### [Task objective]
Set down all the lines below, each one exactly as shown.
------ Input records ------
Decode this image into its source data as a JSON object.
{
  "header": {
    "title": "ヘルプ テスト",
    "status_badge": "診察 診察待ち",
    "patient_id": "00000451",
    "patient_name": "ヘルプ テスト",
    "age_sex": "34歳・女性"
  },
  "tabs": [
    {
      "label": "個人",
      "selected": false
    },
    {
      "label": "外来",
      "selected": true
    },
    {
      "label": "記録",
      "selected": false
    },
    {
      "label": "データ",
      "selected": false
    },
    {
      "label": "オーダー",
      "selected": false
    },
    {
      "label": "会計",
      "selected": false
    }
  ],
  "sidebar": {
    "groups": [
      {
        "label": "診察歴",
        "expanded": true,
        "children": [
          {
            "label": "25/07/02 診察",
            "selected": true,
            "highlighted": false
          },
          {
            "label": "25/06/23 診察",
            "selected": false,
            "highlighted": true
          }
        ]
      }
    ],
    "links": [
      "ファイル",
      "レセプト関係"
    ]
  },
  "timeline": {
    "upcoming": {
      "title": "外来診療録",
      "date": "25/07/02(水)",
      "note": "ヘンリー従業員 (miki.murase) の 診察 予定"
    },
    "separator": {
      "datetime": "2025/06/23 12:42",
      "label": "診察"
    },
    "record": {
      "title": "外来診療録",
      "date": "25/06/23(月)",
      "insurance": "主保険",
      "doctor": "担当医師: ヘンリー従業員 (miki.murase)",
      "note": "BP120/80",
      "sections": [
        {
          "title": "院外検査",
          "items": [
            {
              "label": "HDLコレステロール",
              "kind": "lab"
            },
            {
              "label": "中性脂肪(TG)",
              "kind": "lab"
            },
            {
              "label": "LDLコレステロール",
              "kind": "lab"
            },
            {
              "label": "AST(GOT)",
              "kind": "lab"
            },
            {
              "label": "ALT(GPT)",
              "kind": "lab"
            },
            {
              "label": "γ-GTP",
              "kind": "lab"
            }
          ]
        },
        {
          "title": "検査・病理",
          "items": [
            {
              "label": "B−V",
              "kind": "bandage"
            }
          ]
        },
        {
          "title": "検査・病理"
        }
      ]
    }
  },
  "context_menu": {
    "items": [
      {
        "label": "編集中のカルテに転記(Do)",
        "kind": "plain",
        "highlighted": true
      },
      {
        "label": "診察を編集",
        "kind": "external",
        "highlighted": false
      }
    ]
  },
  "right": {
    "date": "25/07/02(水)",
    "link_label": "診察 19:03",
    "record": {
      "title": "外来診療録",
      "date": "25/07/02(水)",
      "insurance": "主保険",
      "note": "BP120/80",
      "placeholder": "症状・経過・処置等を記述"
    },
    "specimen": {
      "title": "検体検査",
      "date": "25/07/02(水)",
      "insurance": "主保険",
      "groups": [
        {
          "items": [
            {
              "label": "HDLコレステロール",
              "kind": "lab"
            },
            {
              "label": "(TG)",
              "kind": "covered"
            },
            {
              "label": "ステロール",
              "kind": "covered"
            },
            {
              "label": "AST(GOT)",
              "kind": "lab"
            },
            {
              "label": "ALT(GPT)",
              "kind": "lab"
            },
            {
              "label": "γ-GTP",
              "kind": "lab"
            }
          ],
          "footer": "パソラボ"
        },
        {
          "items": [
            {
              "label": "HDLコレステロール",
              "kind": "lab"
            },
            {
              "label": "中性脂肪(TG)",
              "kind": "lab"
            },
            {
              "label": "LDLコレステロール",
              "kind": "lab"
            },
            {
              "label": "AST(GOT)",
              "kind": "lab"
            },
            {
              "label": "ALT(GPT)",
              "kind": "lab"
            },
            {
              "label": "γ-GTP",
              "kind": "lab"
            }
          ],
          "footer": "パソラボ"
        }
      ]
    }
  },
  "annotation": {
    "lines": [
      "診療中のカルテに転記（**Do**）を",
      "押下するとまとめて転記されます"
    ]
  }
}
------
### [Output below]
Decode this image into its source data as a JSON object.
{
  "header": {
    "title": "ヘルプ テスト",
    "status_badge": "診察 診察待ち",
    "patient_id": "00000451",
    "patient_name": "ヘルプ テスト",
    "age_sex": "34歳・女性"
  },
  "tabs": [
    {
      "label": "個人",
      "selected": false
    },
    {
      "label": "外来",
      "selected": true
    },
    {
      "label": "記録",
      "selected": false
    },
    {
      "label": "データ",
      "selected": false
    },
    {
      "label": "オーダー",
      "selected": false
    },
    {
      "label": "会計",
      "selected": false
    }
  ],
  "sidebar": {
    "groups": [
      {
        "label": "診察歴",
        "expanded": true,
        "children": [
          {
            "label": "25/07/02 診察",
            "selected": true,
            "highlighted": false
          },
          {
            "label": "25/06/23 診察",
            "selected": false,
            "highlighted": true
          }
        ]
      }
    ],
    "links": [
      "ファイル",
      "レセプト関係"
    ]
  },
  "timeline": {
    "upcoming": {
      "title": "外来診療録",
      "date": "25/07/02(水)",
      "note": "ヘンリー従業員 (miki.murase) の 診察 予定"
    },
    "separator": {
      "datetime": "2025/06/23 12:42",
      "label": "診察"
    },
    "record": {
      "title": "外来診療録",
      "date": "25/06/23(月)",
      "insurance": "主保険",
      "doctor": "担当医師: ヘンリー従業員 (miki.murase)",
      "note": "BP120/80",
      "sections": [
        {
          "title": "院外検査",
          "items": [
            {
              "label": "HDLコレステロール",
              "kind": "lab"
            },
            {
              "label": "中性脂肪(TG)",
              "kind": "lab"
            },
            {
              "label": "LDLコレステロール",
              "kind": "lab"
            },
            {
              "label": "AST(GOT)",
              "kind": "lab"
            },
            {
              "label": "ALT(GPT)",
              "kind": "lab"
            },
            {
              "label": "γ-GTP",
              "kind": "lab"
            }
          ]
        },
        {
          "title": "検査・病理",
          "items": [
            {
              "label": "B−V",
              "kind": "bandage"
            }
          ]
        },
        {
          "title": "検査・病理"
        }
      ]
    }
  },
  "context_menu": {
    "items": [
      {
        "label": "編集中のカルテに転記(Do)",
        "kind": "plain",
        "highlighted": true
      },
      {
        "label": "診察を編集",
        "kind": "external",
        "highlighted": false
      }
    ]
  },
  "right": {
    "date": "25/07/02(水)",
    "link_label": "診察 19:03",
    "record": {
      "title": "外来診療録",
      "date": "25/07/02(水)",
      "insurance": "主保険",
      "note": "BP120/80",
      "placeholder": "症状・経過・処置等を記述"
    },
    "specimen": {
      "title": "検体検査",
      "date": "25/07/02(水)",
      "insurance": "主保険",
      "groups": [
        {
          "items": [
            {
              "label": "HDLコレステロール",
              "kind": "lab"
            },
            {
              "label": "(TG)",
              "kind": "covered"
            },
            {
              "label": "ステロール",
              "kind": "covered"
            },
            {
              "label": "AST(GOT)",
              "kind": "lab"
            },
            {
              "label": "ALT(GPT)",
              "kind": "lab"
            },
            {
              "label": "γ-GTP",
              "kind": "lab"
            }
          ],
          "footer": "パソラボ"
        },
        {
          "items": [
            {
              "label": "HDLコレステロール",
              "kind": "lab"
            },
            {
              "label": "中性脂肪(TG)",
              "kind": "lab"
            },
            {
              "label": "LDLコレステロール",
              "kind": "lab"
            },
            {
              "label": "AST(GOT)",
              "kind": "lab"
            },
            {
              "label": "ALT(GPT)",
              "kind": "lab"
            },
            {
              "label": "γ-GTP",
              "kind": "lab"
            }
          ],
          "footer": "パソラボ"
        }
      ]
    }
  },
  "annotation": {
    "lines": [
      "診療中のカルテに転記（**Do**）を",
      "押下するとまとめて転記されます"
    ]
  }
}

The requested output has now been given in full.